As you know, my main objection to the Ryan–Murray deal is that it spends more than sequester levels in both 2014 and 2015. That’s uncalled for: Under sequestration, spending would have been cut in 2014, but in a far from devastating way, but it would rise again in 2015. It’s especially less of a concern when you consider just how much the government spends and how much it’s grown in the last decade. But this deal and the rhetoric about how brutal the sequester cuts are also a bad sign about the willingness of lawmakers to tackle the problem of entitlement spending. Sadly, it’s hard to imagine that those who found sequester cuts “devastating” will have the willpower required to reform Medicare, Social Security, and Obamacare.
That all is a problem because, absent changes to entitlement programs, the United States is on a totally unsustainable path. The U.S. government has racked up $12 trillion in public debt, nearly three-quarters of gross domestic product., yet that massive sum pales in comparison to the costs of the federal government’s unpaid promises.
Although these future commitments are not scored by the CBO, this off-the-books “fiscal gap” is real, and economists and lawmakers of all stripes are coming to recognize the need for some honest accounting of it. A recent paper by Boston University economist Laurence Kotlikoff for the Mercatus Center argues it adds up to $205 trillion over an infinite time horizon. That number varies fairly widely from year to year, based on changes to our fiscal policy. Kotlikoff had an even higher number last year, before the fiscal-cliff deal raised some taxes permanently. Here’s how they’ve varied over time:
Because of differences in projections and methodology, estimates of future obligations vary widely: Former SEC chairman Chris Cox and former House Ways and Means Committee chairman Bill Archer estimated that the U.S. faces an $86.8 trillion gap, Cato Institute economist Jagadeesh Gokhale found it to be $54.4 trillion, economist James D. Hamilton of the University of California, San Diego, finds a $70.1 trillion gap.

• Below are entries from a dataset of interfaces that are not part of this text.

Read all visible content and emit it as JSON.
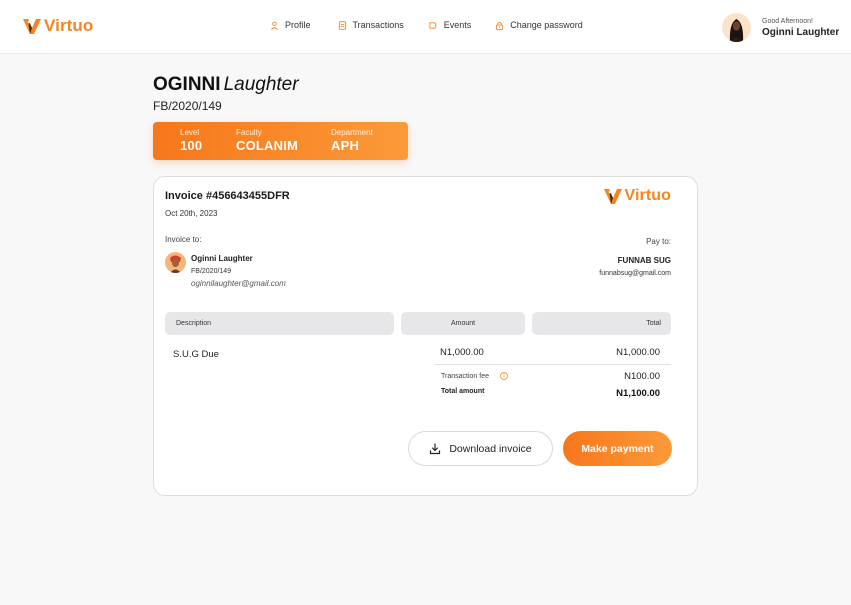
{
  "app": {
    "brand": "Virtuo",
    "accent_color": "#f7841f"
  },
  "nav": {
    "items": [
      {
        "label": "Profile",
        "icon": "user-icon"
      },
      {
        "label": "Transactions",
        "icon": "document-icon"
      },
      {
        "label": "Events",
        "icon": "ticket-icon"
      },
      {
        "label": "Change password",
        "icon": "lock-icon"
      }
    ]
  },
  "user": {
    "greeting": "Good Afternoon!",
    "name": "Oginni Laughter"
  },
  "student": {
    "surname": "OGINNI",
    "first_name": "Laughter",
    "matric": "FB/2020/149",
    "info": [
      {
        "label": "Level",
        "value": "100"
      },
      {
        "label": "Faculty",
        "value": "COLANIM"
      },
      {
        "label": "Department",
        "value": "APH"
      }
    ]
  },
  "invoice": {
    "title": "Invoice #456643455DFR",
    "date": "Oct 20th, 2023",
    "brand": "Virtuo",
    "invoice_to_label": "Invoice to:",
    "customer": {
      "name": "Oginni Laughter",
      "id": "FB/2020/149",
      "email": "oginnilaughter@gmail.com"
    },
    "pay_to_label": "Pay to:",
    "payee": {
      "name": "FUNNAB SUG",
      "email": "funnabsug@gmail.com"
    },
    "columns": [
      "Description",
      "Amount",
      "Total"
    ],
    "items": [
      {
        "description": "S.U.G Due",
        "amount": "N1,000.00",
        "total": "N1,000.00"
      }
    ],
    "fee_label": "Transaction fee",
    "fee_value": "N100.00",
    "total_label": "Total amount",
    "total_value": "N1,100.00",
    "download_label": "Download invoice",
    "pay_label": "Make payment"
  }
}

But whatever number you pick, our fiscal gap is much bigger than our official debt figure suggests, and it would be nice if conservatives in Congress were serious and willing to do something about it soon.
Again, I could be reading too much into this, but it seems that caving on the small sequester cuts doesn’t suggest a willingness to address the country’s much bigger challenges, but let’s hope I’m wrong.
The Kotlikoff paper is here.